Copy out the data below. Keep every word as it is.

=== Section Start ===

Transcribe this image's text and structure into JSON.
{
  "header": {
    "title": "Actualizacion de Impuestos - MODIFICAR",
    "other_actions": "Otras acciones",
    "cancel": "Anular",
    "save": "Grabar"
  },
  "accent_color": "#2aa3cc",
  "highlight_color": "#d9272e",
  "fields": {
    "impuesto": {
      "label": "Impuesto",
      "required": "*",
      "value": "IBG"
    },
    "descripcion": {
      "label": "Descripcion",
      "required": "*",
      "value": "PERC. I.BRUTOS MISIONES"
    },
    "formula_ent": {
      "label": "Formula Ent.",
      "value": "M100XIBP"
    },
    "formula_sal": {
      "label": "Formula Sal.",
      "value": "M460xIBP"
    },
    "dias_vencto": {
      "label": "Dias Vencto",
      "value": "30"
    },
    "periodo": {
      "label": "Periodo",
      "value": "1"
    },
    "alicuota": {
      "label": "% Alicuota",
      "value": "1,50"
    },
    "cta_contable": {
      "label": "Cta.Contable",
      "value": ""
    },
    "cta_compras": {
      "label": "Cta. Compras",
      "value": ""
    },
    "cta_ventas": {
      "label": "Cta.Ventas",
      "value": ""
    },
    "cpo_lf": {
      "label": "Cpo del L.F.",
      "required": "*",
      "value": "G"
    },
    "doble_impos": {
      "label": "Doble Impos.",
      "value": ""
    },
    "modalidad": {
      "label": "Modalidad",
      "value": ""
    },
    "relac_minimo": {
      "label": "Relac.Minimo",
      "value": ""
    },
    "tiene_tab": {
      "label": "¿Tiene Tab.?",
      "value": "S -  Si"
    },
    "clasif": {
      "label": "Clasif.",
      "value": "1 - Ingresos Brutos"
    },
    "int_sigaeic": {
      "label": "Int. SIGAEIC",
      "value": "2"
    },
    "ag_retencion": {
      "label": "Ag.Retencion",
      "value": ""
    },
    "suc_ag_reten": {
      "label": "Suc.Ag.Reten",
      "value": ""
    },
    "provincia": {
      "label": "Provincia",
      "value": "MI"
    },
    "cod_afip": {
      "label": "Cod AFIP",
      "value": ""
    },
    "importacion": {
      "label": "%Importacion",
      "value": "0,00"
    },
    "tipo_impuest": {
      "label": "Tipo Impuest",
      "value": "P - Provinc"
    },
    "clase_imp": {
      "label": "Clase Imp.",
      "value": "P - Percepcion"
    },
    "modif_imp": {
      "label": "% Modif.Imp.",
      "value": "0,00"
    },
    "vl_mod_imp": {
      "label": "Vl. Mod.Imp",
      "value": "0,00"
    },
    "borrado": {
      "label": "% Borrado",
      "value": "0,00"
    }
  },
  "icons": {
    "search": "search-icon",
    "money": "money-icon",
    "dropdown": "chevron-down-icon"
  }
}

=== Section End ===

▶ [Task output]:
Transcribe this image's text and structure into JSON.
{
  "header": {
    "title": "Actualizacion de Impuestos - MODIFICAR",
    "other_actions": "Otras acciones",
    "cancel": "Anular",
    "save": "Grabar"
  },
  "accent_color": "#2aa3cc",
  "highlight_color": "#d9272e",
  "fields": {
    "impuesto": {
      "label": "Impuesto",
      "required": "*",
      "value": "IBG"
    },
    "descripcion": {
      "label": "Descripcion",
      "required": "*",
      "value": "PERC. I.BRUTOS MISIONES"
    },
    "formula_ent": {
      "label": "Formula Ent.",
      "value": "M100XIBP"
    },
    "formula_sal": {
      "label": "Formula Sal.",
      "value": "M460xIBP"
    },
    "dias_vencto": {
      "label": "Dias Vencto",
      "value": "30"
    },
    "periodo": {
      "label": "Periodo",
      "value": "1"
    },
    "alicuota": {
      "label": "% Alicuota",
      "value": "1,50"
    },
    "cta_contable": {
      "label": "Cta.Contable",
      "value": ""
    },
    "cta_compras": {
      "label": "Cta. Compras",
      "value": ""
    },
    "cta_ventas": {
      "label": "Cta.Ventas",
      "value": ""
    },
    "cpo_lf": {
      "label": "Cpo del L.F.",
      "required": "*",
      "value": "G"
    },
    "doble_impos": {
      "label": "Doble Impos.",
      "value": ""
    },
    "modalidad": {
      "label": "Modalidad",
      "value": ""
    },
    "relac_minimo": {
      "label": "Relac.Minimo",
      "value": ""
    },
    "tiene_tab": {
      "label": "¿Tiene Tab.?",
      "value": "S -  Si"
    },
    "clasif": {
      "label": "Clasif.",
      "value": "1 - Ingresos Brutos"
    },
    "int_sigaeic": {
      "label": "Int. SIGAEIC",
      "value": "2"
    },
    "ag_retencion": {
      "label": "Ag.Retencion",
      "value": ""
    },
    "suc_ag_reten": {
      "label": "Suc.Ag.Reten",
      "value": ""
    },
    "provincia": {
      "label": "Provincia",
      "value": "MI"
    },
    "cod_afip": {
      "label": "Cod AFIP",
      "value": ""
    },
    "importacion": {
      "label": "%Importacion",
      "value": "0,00"
    },
    "tipo_impuest": {
      "label": "Tipo Impuest",
      "value": "P - Provinc"
    },
    "clase_imp": {
      "label": "Clase Imp.",
      "value": "P - Percepcion"
    },
    "modif_imp": {
      "label": "% Modif.Imp.",
      "value": "0,00"
    },
    "vl_mod_imp": {
      "label": "Vl. Mod.Imp",
      "value": "0,00"
    },
    "borrado": {
      "label": "% Borrado",
      "value": "0,00"
    }
  },
  "icons": {
    "search": "search-icon",
    "money": "money-icon",
    "dropdown": "chevron-down-icon"
  }
}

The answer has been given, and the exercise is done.